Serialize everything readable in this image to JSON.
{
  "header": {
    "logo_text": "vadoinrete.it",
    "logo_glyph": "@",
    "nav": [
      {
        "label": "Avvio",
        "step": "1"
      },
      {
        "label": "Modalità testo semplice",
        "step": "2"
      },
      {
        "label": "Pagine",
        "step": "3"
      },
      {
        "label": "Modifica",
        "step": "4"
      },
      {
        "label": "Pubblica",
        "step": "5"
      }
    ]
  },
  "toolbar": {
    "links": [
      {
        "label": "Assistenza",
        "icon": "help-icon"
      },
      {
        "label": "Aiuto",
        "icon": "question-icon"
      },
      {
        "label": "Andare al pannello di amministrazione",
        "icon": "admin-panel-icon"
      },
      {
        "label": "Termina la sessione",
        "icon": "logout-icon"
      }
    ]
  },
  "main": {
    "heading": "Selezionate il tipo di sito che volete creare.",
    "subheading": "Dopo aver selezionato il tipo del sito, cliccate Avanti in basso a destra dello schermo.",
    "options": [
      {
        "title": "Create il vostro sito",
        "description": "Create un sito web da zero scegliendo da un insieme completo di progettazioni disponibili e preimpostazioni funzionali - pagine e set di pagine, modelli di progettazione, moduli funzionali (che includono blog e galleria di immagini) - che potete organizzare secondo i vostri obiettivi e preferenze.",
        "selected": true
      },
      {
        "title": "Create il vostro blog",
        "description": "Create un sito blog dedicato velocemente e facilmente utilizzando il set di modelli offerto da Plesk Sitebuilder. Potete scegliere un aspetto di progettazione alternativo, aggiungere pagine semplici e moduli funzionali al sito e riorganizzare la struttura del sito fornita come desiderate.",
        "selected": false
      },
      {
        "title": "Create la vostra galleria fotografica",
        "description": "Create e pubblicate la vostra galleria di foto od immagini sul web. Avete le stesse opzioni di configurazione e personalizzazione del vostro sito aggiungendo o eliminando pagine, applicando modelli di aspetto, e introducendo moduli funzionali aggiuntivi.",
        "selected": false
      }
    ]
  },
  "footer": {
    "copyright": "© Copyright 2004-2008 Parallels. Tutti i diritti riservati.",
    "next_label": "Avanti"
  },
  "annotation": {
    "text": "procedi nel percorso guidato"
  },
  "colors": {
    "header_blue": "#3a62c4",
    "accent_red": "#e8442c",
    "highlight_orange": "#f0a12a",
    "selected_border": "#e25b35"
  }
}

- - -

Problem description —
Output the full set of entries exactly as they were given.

Response to this task —
Serialize everything readable in this image to JSON.
{
  "header": {
    "logo_text": "vadoinrete.it",
    "logo_glyph": "@",
    "nav": [
      {
        "label": "Avvio",
        "step": "1"
      },
      {
        "label": "Modalità testo semplice",
        "step": "2"
      },
      {
        "label": "Pagine",
        "step": "3"
      },
      {
        "label": "Modifica",
        "step": "4"
      },
      {
        "label": "Pubblica",
        "step": "5"
      }
    ]
  },
  "toolbar": {
    "links": [
      {
        "label": "Assistenza",
        "icon": "help-icon"
      },
      {
        "label": "Aiuto",
        "icon": "question-icon"
      },
      {
        "label": "Andare al pannello di amministrazione",
        "icon": "admin-panel-icon"
      },
      {
        "label": "Termina la sessione",
        "icon": "logout-icon"
      }
    ]
  },
  "main": {
    "heading": "Selezionate il tipo di sito che volete creare.",
    "subheading": "Dopo aver selezionato il tipo del sito, cliccate Avanti in basso a destra dello schermo.",
    "options": [
      {
        "title": "Create il vostro sito",
        "description": "Create un sito web da zero scegliendo da un insieme completo di progettazioni disponibili e preimpostazioni funzionali - pagine e set di pagine, modelli di progettazione, moduli funzionali (che includono blog e galleria di immagini) - che potete organizzare secondo i vostri obiettivi e preferenze.",
        "selected": true
      },
      {
        "title": "Create il vostro blog",
        "description": "Create un sito blog dedicato velocemente e facilmente utilizzando il set di modelli offerto da Plesk Sitebuilder. Potete scegliere un aspetto di progettazione alternativo, aggiungere pagine semplici e moduli funzionali al sito e riorganizzare la struttura del sito fornita come desiderate.",
        "selected": false
      },
      {
        "title": "Create la vostra galleria fotografica",
        "description": "Create e pubblicate la vostra galleria di foto od immagini sul web. Avete le stesse opzioni di configurazione e personalizzazione del vostro sito aggiungendo o eliminando pagine, applicando modelli di aspetto, e introducendo moduli funzionali aggiuntivi.",
        "selected": false
      }
    ]
  },
  "footer": {
    "copyright": "© Copyright 2004-2008 Parallels. Tutti i diritti riservati.",
    "next_label": "Avanti"
  },
  "annotation": {
    "text": "procedi nel percorso guidato"
  },
  "colors": {
    "header_blue": "#3a62c4",
    "accent_red": "#e8442c",
    "highlight_orange": "#f0a12a",
    "selected_border": "#e25b35"
  }
}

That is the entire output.